Anti-school levy mailer in BG sparks debate ahead of election day
Bowling Green City Schools are hoping the third time's the charm, going back to the voters with a levy request. Recently, residents got a flyer in the mail listing reasons to vote no. The superintendent says the information on that mailer is misleading and some of it is simply false.
The levy would pay to consolidate the three current elementary schools into one.
*Correction* The measure would cost the owner of a $100,000 home an extra $56.04 a year. In addition to that, residents would see a quarter percent income tax increase which would be an extra $13.80 per month for a median family income in BG of $66,215.
Both sides are digging in to what's been a divisive issue.
Election Day is just days away. The debate over the school levy in Bowling Green is heating up.
"We don't want consolidated elementary. I mean we speak that with our vote," said Vicki Venn. She's part of the anti-levy group Citizens Against Consolidation.
"Educationally that centralized elementary is the best option for us," said BG superintendent Francis Scurci.
A "vote no" mailer went out over the weekend which frustrates Scurci. He calls it a scare tactic saying it's full of misleading points.
"You're entitled to vote no and you're entitled to say you're against things, but when you start to spread misinformation, untruths, that's really that's below board," said Scurci.
Vicki Venn's yard is full of "vote no" signs. Citizens Against Consolidation sent out the flyers.
"I think you have to look past some of the minor discrepancies in that and look at the point that's coming across which is that we've said no twice.

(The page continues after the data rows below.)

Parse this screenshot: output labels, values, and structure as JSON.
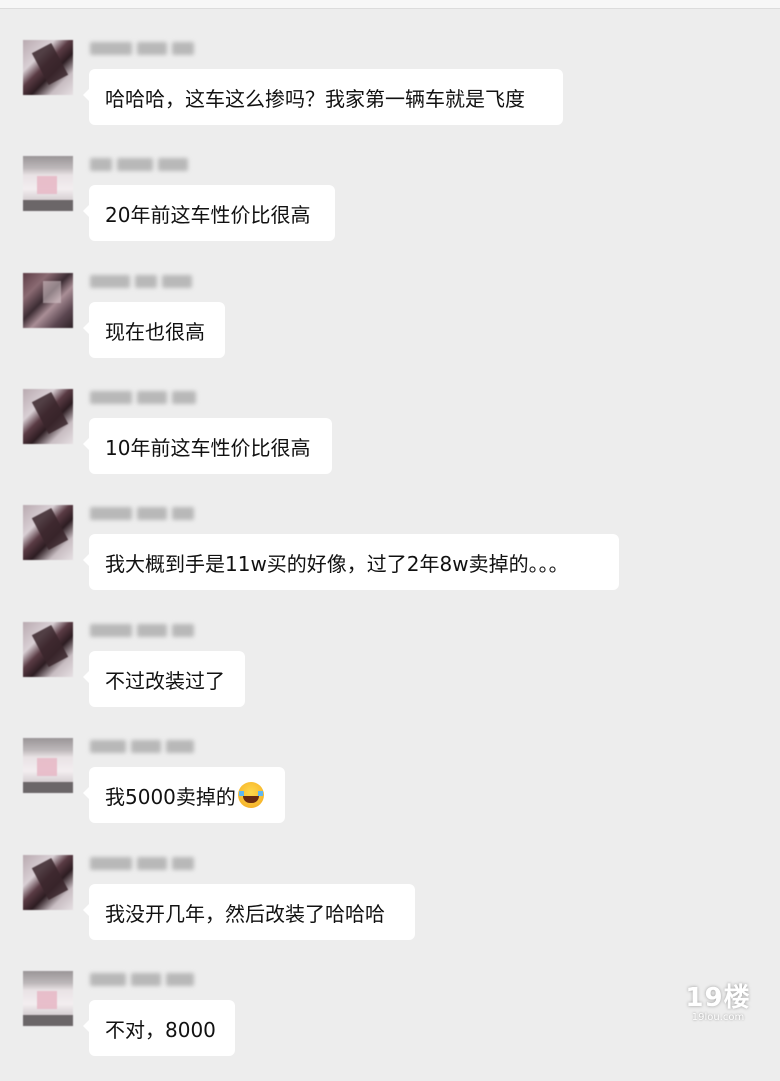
{
  "messages": [
    {
      "text": "哈哈哈，这车这么掺吗？我家第一辆车就是飞度"
    },
    {
      "text": "20年前这车性价比很高"
    },
    {
      "text": "现在也很高"
    },
    {
      "text": "10年前这车性价比很高"
    },
    {
      "text": "我大概到手是11w买的好像，过了2年8w卖掉的。。。"
    },
    {
      "text": "不过改装过了"
    },
    {
      "text": "我5000卖掉的",
      "emoji": "tears-of-joy-emoji"
    },
    {
      "text": "我没开几年，然后改装了哈哈哈"
    },
    {
      "text": "不对，8000"
    }
  ],
  "watermark": {
    "brand": "19楼",
    "url": "19lou.com"
  }
}
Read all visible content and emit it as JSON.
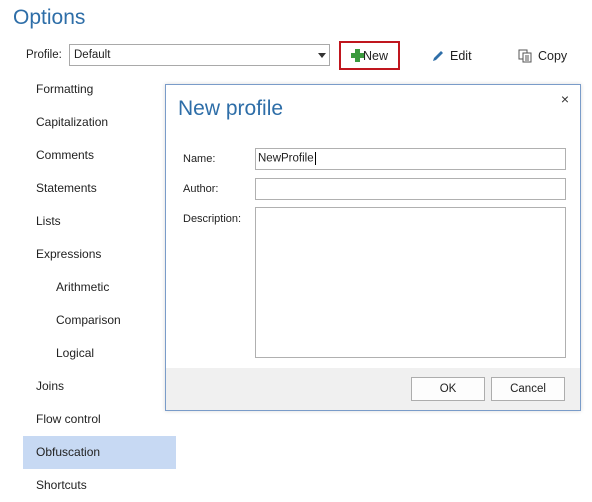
{
  "page": {
    "title": "Options"
  },
  "profile": {
    "label": "Profile:",
    "selected": "Default"
  },
  "toolbar": {
    "new_label": "New",
    "edit_label": "Edit",
    "copy_label": "Copy"
  },
  "sidebar": {
    "items": [
      {
        "label": "Formatting"
      },
      {
        "label": "Capitalization"
      },
      {
        "label": "Comments"
      },
      {
        "label": "Statements"
      },
      {
        "label": "Lists"
      },
      {
        "label": "Expressions"
      },
      {
        "label": "Arithmetic"
      },
      {
        "label": "Comparison"
      },
      {
        "label": "Logical"
      },
      {
        "label": "Joins"
      },
      {
        "label": "Flow control"
      },
      {
        "label": "Obfuscation"
      },
      {
        "label": "Shortcuts"
      }
    ],
    "selected": "Obfuscation"
  },
  "dialog": {
    "title": "New profile",
    "close": "×",
    "name_label": "Name:",
    "name_value": "NewProfile",
    "author_label": "Author:",
    "author_value": "",
    "description_label": "Description:",
    "ok_label": "OK",
    "cancel_label": "Cancel"
  },
  "colors": {
    "accent": "#2e6ea8",
    "highlight": "#c0161e",
    "selection": "#c7d9f3"
  }
}
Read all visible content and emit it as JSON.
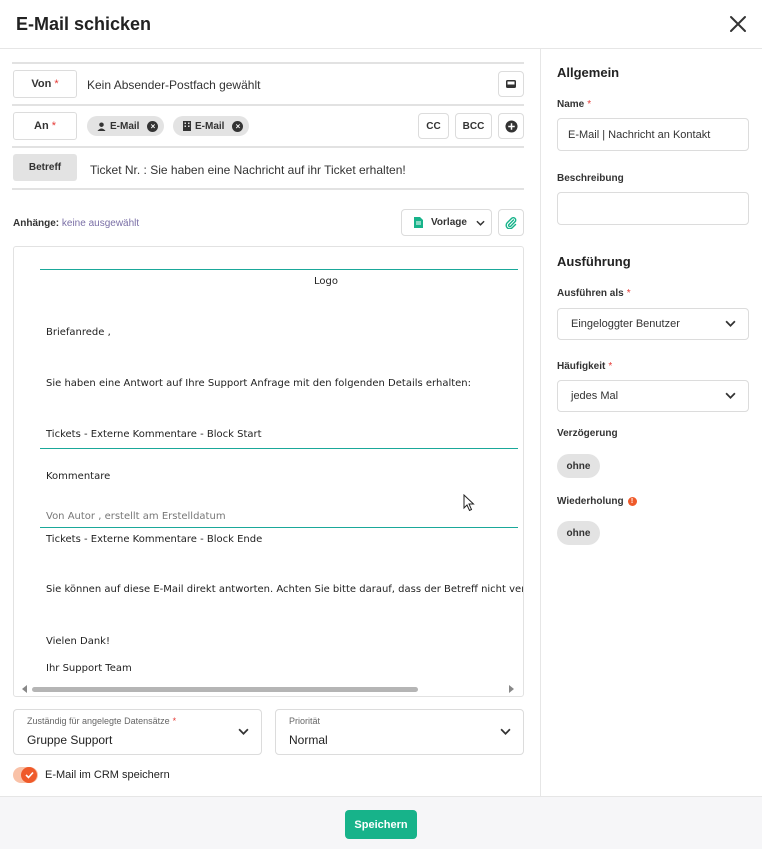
{
  "dialog": {
    "title": "E-Mail schicken"
  },
  "from": {
    "label": "Von",
    "value": "Kein Absender-Postfach gewählt"
  },
  "to": {
    "label": "An",
    "chips": [
      {
        "label": "E-Mail",
        "icon": "person-icon"
      },
      {
        "label": "E-Mail",
        "icon": "building-icon"
      }
    ],
    "cc_label": "CC",
    "bcc_label": "BCC"
  },
  "subject": {
    "label": "Betreff",
    "value": "Ticket Nr. : Sie haben eine Nachricht auf ihr Ticket erhalten!"
  },
  "attachments": {
    "label": "Anhänge:",
    "value": "keine ausgewählt",
    "template_label": "Vorlage"
  },
  "editor": {
    "logo": "Logo",
    "salutation": "Briefanrede ,",
    "intro": "Sie haben eine Antwort auf Ihre Support Anfrage mit den folgenden Details erhalten:",
    "block_start": "Tickets - Externe Kommentare - Block Start",
    "comments": "Kommentare",
    "author_line": "Von Autor , erstellt am Erstelldatum",
    "block_end": "Tickets - Externe Kommentare - Block Ende",
    "reply_note": "Sie können auf diese E-Mail direkt antworten. Achten Sie bitte darauf, dass der Betreff nicht verä",
    "thanks": "Vielen Dank!",
    "signature": "Ihr Support Team"
  },
  "responsible": {
    "label": "Zuständig für angelegte Datensätze",
    "value": "Gruppe Support"
  },
  "priority": {
    "label": "Priorität",
    "value": "Normal"
  },
  "save_in_crm": {
    "label": "E-Mail im CRM speichern",
    "checked": true
  },
  "footer": {
    "save_label": "Speichern"
  },
  "general": {
    "heading": "Allgemein",
    "name_label": "Name",
    "name_value": "E-Mail | Nachricht an Kontakt",
    "description_label": "Beschreibung",
    "description_value": ""
  },
  "execution": {
    "heading": "Ausführung",
    "run_as_label": "Ausführen als",
    "run_as_value": "Eingeloggter Benutzer",
    "frequency_label": "Häufigkeit",
    "frequency_value": "jedes Mal",
    "delay_label": "Verzögerung",
    "delay_value": "ohne",
    "repeat_label": "Wiederholung",
    "repeat_value": "ohne"
  },
  "colors": {
    "accent": "#17b38a",
    "teal_line": "#1aa89a",
    "required": "#e53935",
    "toggle": "#ef5a2a"
  }
}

We're going to say no a third time. Start listening to us," said Venn.
Some BG parents 13abc spoke with say they're leaning toward voting yes.
"I find it kind of disheartening that they would post misinformation like they did. It doesn't help anybody. Plus, there were a lot of spelling mistakes," said parent Shawn Beaverson.
"There's all kinds of misleading information out there. So, you really have to do your homework," said parent Jaclyn Calderon.
The security aspect of housing all elementary students in one building is another debated point.
"That's gotten a lot of support from our police department and fire department. If there is an emergency, responding to one location is better than trying to get across town," said Scurci.
"If you have a school shooting do you want all of your kids on one campus where you have to fear where's my high schooler, where's my middle schooler, where's my elementary schooler?" said Venn.
Both sides are passionate, hoping you'll get informed and head to the polls.